At the University of Virginia last week, Yes, Bush Can made quite a scene. The Yes Men drove around campus all day shouting humorous “pro-Bush” slogans and playing a George Bush remix of Usher’s “Yeah.” Props on the bus included smoke and a missile with the phrase “The end is near” painted on. The group gained quite a bit of attention from curious college students, faculty, police officers, Charlottesville residents and homeless people alike.

As part of the campaign, the Yes Men dispersed pro-Bush pamphlets, urging students to take “The USA Patriot Pledge.” Taking the pledge means volunteering one’s children to fight overseas, vowing to lobby in favor of building nuclear waste storage in one’s community, taking a vow of pre-marital celibacy, and more. The pamphlet describes Bush’s platforms—according to the Yes Men—on such issues as nuclear arms, terrorism, global warming, family values, and the economy. One passage praises George Bush for having “the political courage to embrace global warming as a useful weapon in the trade wars.” Another denounces liberals, claiming they are “dependent on the votes of homosexuals, adulterers, socialists, and the like.”

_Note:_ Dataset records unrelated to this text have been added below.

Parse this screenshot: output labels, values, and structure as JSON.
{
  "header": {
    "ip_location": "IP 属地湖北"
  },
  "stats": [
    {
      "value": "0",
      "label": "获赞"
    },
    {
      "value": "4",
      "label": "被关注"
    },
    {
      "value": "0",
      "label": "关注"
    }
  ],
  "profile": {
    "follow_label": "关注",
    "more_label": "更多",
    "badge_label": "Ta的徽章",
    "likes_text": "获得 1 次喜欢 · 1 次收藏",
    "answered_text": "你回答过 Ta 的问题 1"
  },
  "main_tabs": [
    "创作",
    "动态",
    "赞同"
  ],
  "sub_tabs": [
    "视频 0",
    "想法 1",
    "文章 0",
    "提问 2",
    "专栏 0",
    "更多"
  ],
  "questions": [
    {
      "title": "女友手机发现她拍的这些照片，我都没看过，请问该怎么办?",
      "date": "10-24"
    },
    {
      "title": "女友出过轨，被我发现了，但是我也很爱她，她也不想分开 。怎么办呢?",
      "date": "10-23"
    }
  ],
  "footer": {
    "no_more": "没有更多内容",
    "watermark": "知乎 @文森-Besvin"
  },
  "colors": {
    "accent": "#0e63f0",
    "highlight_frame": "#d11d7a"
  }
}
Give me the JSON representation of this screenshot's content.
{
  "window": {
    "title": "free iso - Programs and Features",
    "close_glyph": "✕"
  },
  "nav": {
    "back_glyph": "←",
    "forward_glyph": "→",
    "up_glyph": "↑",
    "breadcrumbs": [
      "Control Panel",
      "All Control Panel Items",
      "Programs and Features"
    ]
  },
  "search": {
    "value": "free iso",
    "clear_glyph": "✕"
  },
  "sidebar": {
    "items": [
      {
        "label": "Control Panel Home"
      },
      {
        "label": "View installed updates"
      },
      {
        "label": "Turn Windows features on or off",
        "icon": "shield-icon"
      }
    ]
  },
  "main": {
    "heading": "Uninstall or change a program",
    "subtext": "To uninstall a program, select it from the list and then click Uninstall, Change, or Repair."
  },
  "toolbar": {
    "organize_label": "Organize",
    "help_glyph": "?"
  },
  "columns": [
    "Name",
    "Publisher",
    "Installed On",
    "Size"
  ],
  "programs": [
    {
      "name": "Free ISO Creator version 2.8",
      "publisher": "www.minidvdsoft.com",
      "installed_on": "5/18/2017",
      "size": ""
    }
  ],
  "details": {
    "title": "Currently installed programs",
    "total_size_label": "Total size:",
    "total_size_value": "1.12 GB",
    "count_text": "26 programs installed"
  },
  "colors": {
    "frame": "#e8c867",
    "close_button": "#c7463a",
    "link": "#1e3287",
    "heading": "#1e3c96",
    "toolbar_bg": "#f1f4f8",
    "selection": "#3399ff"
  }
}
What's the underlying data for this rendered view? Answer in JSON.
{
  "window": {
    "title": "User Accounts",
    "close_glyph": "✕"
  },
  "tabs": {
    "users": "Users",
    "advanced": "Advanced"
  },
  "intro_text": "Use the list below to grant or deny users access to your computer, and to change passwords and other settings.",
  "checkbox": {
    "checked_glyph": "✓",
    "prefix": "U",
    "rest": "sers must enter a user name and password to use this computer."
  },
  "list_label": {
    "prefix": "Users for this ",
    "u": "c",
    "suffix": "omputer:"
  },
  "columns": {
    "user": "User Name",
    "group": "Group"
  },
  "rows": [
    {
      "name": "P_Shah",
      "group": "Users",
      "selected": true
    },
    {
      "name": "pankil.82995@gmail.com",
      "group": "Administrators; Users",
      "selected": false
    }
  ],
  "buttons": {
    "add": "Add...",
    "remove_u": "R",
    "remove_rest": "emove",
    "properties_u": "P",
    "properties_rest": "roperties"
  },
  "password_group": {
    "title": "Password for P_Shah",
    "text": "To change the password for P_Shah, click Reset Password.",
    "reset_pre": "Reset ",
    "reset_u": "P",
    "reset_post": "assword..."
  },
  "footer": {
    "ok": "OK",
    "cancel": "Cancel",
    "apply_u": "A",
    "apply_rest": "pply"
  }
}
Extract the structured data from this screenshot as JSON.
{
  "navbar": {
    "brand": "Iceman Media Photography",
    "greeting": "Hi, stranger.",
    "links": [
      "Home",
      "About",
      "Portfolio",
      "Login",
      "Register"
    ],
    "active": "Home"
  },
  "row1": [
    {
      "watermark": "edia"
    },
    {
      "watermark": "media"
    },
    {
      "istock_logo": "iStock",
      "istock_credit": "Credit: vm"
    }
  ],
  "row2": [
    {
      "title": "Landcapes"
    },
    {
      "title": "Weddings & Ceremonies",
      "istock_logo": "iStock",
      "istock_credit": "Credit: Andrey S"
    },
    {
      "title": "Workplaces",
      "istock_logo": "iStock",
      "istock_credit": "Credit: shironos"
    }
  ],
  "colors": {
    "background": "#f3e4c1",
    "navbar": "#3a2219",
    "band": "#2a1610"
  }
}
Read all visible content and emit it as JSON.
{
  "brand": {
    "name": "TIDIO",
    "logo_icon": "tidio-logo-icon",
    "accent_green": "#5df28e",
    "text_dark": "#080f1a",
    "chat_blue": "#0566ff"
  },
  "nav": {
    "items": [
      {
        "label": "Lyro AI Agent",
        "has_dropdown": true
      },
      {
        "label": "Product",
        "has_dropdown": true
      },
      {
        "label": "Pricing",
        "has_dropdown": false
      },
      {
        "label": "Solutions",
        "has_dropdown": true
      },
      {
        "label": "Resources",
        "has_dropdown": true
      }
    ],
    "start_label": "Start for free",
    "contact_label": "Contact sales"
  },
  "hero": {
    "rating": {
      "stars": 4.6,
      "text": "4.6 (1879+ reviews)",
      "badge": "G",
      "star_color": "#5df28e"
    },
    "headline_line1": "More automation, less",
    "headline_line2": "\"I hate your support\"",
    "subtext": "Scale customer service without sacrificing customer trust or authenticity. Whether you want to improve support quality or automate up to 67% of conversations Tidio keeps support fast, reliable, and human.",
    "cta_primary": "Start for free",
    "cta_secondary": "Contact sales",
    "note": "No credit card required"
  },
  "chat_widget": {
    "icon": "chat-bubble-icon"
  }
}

Yes, Bush Can has been traveling all over the country to spread what the Yes Men say is the truth about the Bush administration. Their reception, however, seems to vary only slightly based on location. “Surprisingly, the regional differences aren’t as big as one might think,” said Bonanno. “Although right now we are in the Carolinas, where people have been much more reserved about expressing their political position.” Bonanno also said that local residents in places like Washington D.C. tend to be more in tune with the subtler aspects of the satire of Yes, Bush Can.

So why do the Yes Men think the Bush administration falls into the category of “powerful criminals”? “We think they want to hasten Armageddon,” said Bonanno. ”They are fighting terror in a way that will make hell on earth. Even Rumsfeld has said that attacking Iraq will make the world more dangerous. Of course, then there is their longer term commitment to Armageddon by failing to sign the Kyoto Protocol, etc.”

Furthermore, Bonanno and Bichlbaum fear Americans are the victims of an information gap for which they say the Bush administration is responsible. “There is still a huge majority that think Saddam Hussein had connections to al Qaeda, had WMD’s, and even that they got a bigger tax cut than the wealthy,” said Mike. “If [this gap] can’t be corrected, we will have to keep living with these lies.”

The success of the Yes Men seems to be tied to the popularity of political satire. Television programming such as “The Daily Show” with Jon Stewart are hugely popular, particularly with a younger audience. This combination of politics and comedy could be crucial in getting young people to the polls next week.

The Yes Men strongly encourage young people to become involved with activism. They believe students make up a particularly important group because college promotes critical evaluation. When I asked Bonanno what activities he was involved with when he was in college, he replied, “Vomiting in red, white, and blue at a Dan Quayle fundraiser.” While their methods are unconventional to say the least, the Yes Men are undeniably committed to “changing the world, one prank at a time.”

As they began packing up to leave Charlottesville Tuesday night, the Yes Men left us with a few final and ever-convincing words on behalf of their cause. “Bush/Cheney: Fighting terrorism with fascism!”

Suemeeda Sood, 19, is a student at the University of Virginia and a regular contributor to WireTap.